* [Requirement]
Quote all of the data exactly as given. Skip every picture it contains.
▼
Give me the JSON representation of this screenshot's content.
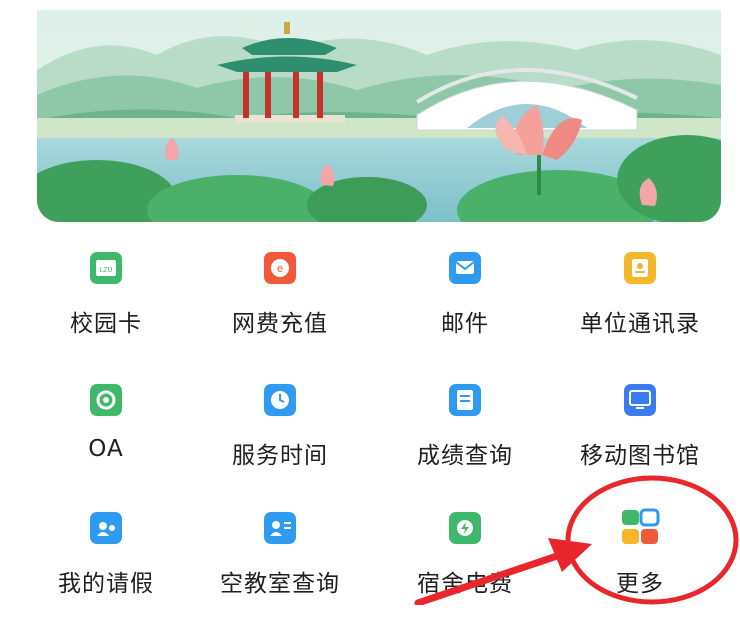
{
  "colors": {
    "accent_red": "#e8262b",
    "text": "#1f1f1f"
  },
  "tiles": [
    {
      "label": "校园卡",
      "icon": "campus-card-icon",
      "color": "#3fb86b"
    },
    {
      "label": "网费充值",
      "icon": "network-fee-icon",
      "color": "#f05a3a"
    },
    {
      "label": "邮件",
      "icon": "mail-icon",
      "color": "#2f9bf0"
    },
    {
      "label": "单位通讯录",
      "icon": "address-book-icon",
      "color": "#f4b72a"
    },
    {
      "label": "OA",
      "icon": "oa-icon",
      "color": "#3fb86b"
    },
    {
      "label": "服务时间",
      "icon": "clock-icon",
      "color": "#2f9bf0"
    },
    {
      "label": "成绩查询",
      "icon": "grade-query-icon",
      "color": "#2f9bf0"
    },
    {
      "label": "移动图书馆",
      "icon": "library-icon",
      "color": "#3a7cf0"
    },
    {
      "label": "我的请假",
      "icon": "leave-request-icon",
      "color": "#2f9bf0"
    },
    {
      "label": "空教室查询",
      "icon": "empty-classroom-icon",
      "color": "#2f9bf0"
    },
    {
      "label": "宿舍电费",
      "icon": "dorm-electricity-icon",
      "color": "#3fb86b"
    },
    {
      "label": "更多",
      "icon": "more-grid-icon",
      "color": "#3fb86b"
    }
  ]
}
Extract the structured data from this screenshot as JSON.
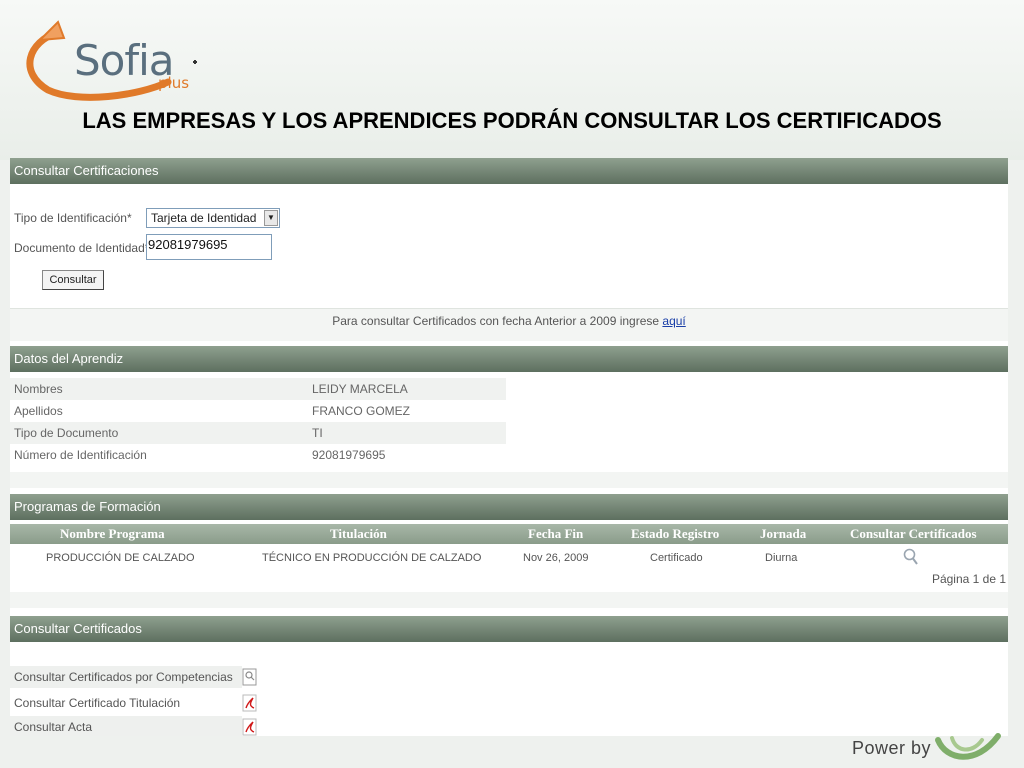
{
  "brand": {
    "logo_word": "Sofia",
    "logo_sub": "plus",
    "headline": "LAS EMPRESAS Y LOS APRENDICES PODRÁN CONSULTAR LOS CERTIFICADOS",
    "power_by": "Power by",
    "accent_orange": "#e07a2a",
    "section_green": "#6b7d6c"
  },
  "consulta": {
    "section_title": "Consultar Certificaciones",
    "tipo_label": "Tipo de Identificación*",
    "tipo_value": "Tarjeta de Identidad",
    "documento_label": "Documento de Identidad*",
    "documento_value": "92081979695",
    "consultar_button": "Consultar",
    "info_text": "Para consultar Certificados con fecha Anterior a 2009 ingrese ",
    "info_link": "aquí"
  },
  "aprendiz": {
    "section_title": "Datos del Aprendiz",
    "rows": [
      {
        "label": "Nombres",
        "value": "LEIDY MARCELA"
      },
      {
        "label": "Apellidos",
        "value": "FRANCO GOMEZ"
      },
      {
        "label": "Tipo de Documento",
        "value": "TI"
      },
      {
        "label": "Número de Identificación",
        "value": "92081979695"
      }
    ]
  },
  "programas": {
    "section_title": "Programas de Formación",
    "columns": [
      "Nombre Programa",
      "Titulación",
      "Fecha Fin",
      "Estado Registro",
      "Jornada",
      "Consultar Certificados"
    ],
    "rows": [
      [
        "PRODUCCIÓN DE CALZADO",
        "TÉCNICO EN PRODUCCIÓN DE CALZADO",
        "Nov 26, 2009",
        "Certificado",
        "Diurna"
      ]
    ],
    "pager": "Página 1 de 1"
  },
  "certificados": {
    "section_title": "Consultar Certificados",
    "items": [
      {
        "label": "Consultar Certificados por Competencias",
        "icon": "search-document-icon"
      },
      {
        "label": "Consultar Certificado Titulación",
        "icon": "pdf-icon"
      },
      {
        "label": "Consultar Acta",
        "icon": "pdf-icon"
      }
    ]
  }
}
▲
* [Completed exercise]
Give me the JSON representation of this screenshot's content.
{
  "colors": {
    "accent_red": "#e8262b",
    "text": "#1f1f1f"
  },
  "tiles": [
    {
      "label": "校园卡",
      "icon": "campus-card-icon",
      "color": "#3fb86b"
    },
    {
      "label": "网费充值",
      "icon": "network-fee-icon",
      "color": "#f05a3a"
    },
    {
      "label": "邮件",
      "icon": "mail-icon",
      "color": "#2f9bf0"
    },
    {
      "label": "单位通讯录",
      "icon": "address-book-icon",
      "color": "#f4b72a"
    },
    {
      "label": "OA",
      "icon": "oa-icon",
      "color": "#3fb86b"
    },
    {
      "label": "服务时间",
      "icon": "clock-icon",
      "color": "#2f9bf0"
    },
    {
      "label": "成绩查询",
      "icon": "grade-query-icon",
      "color": "#2f9bf0"
    },
    {
      "label": "移动图书馆",
      "icon": "library-icon",
      "color": "#3a7cf0"
    },
    {
      "label": "我的请假",
      "icon": "leave-request-icon",
      "color": "#2f9bf0"
    },
    {
      "label": "空教室查询",
      "icon": "empty-classroom-icon",
      "color": "#2f9bf0"
    },
    {
      "label": "宿舍电费",
      "icon": "dorm-electricity-icon",
      "color": "#3fb86b"
    },
    {
      "label": "更多",
      "icon": "more-grid-icon",
      "color": "#3fb86b"
    }
  ]
}
Extract the structured data from this screenshot as JSON.
{
  "brand": {
    "logo_word": "Sofia",
    "logo_sub": "plus",
    "headline": "LAS EMPRESAS Y LOS APRENDICES PODRÁN CONSULTAR LOS CERTIFICADOS",
    "power_by": "Power by",
    "accent_orange": "#e07a2a",
    "section_green": "#6b7d6c"
  },
  "consulta": {
    "section_title": "Consultar Certificaciones",
    "tipo_label": "Tipo de Identificación*",
    "tipo_value": "Tarjeta de Identidad",
    "documento_label": "Documento de Identidad*",
    "documento_value": "92081979695",
    "consultar_button": "Consultar",
    "info_text": "Para consultar Certificados con fecha Anterior a 2009 ingrese ",
    "info_link": "aquí"
  },
  "aprendiz": {
    "section_title": "Datos del Aprendiz",
    "rows": [
      {
        "label": "Nombres",
        "value": "LEIDY MARCELA"
      },
      {
        "label": "Apellidos",
        "value": "FRANCO GOMEZ"
      },
      {
        "label": "Tipo de Documento",
        "value": "TI"
      },
      {
        "label": "Número de Identificación",
        "value": "92081979695"
      }
    ]
  },
  "programas": {
    "section_title": "Programas de Formación",
    "columns": [
      "Nombre Programa",
      "Titulación",
      "Fecha Fin",
      "Estado Registro",
      "Jornada",
      "Consultar Certificados"
    ],
    "rows": [
      [
        "PRODUCCIÓN DE CALZADO",
        "TÉCNICO EN PRODUCCIÓN DE CALZADO",
        "Nov 26, 2009",
        "Certificado",
        "Diurna"
      ]
    ],
    "pager": "Página 1 de 1"
  },
  "certificados": {
    "section_title": "Consultar Certificados",
    "items": [
      {
        "label": "Consultar Certificados por Competencias",
        "icon": "search-document-icon"
      },
      {
        "label": "Consultar Certificado Titulación",
        "icon": "pdf-icon"
      },
      {
        "label": "Consultar Acta",
        "icon": "pdf-icon"
      }
    ]
  }
}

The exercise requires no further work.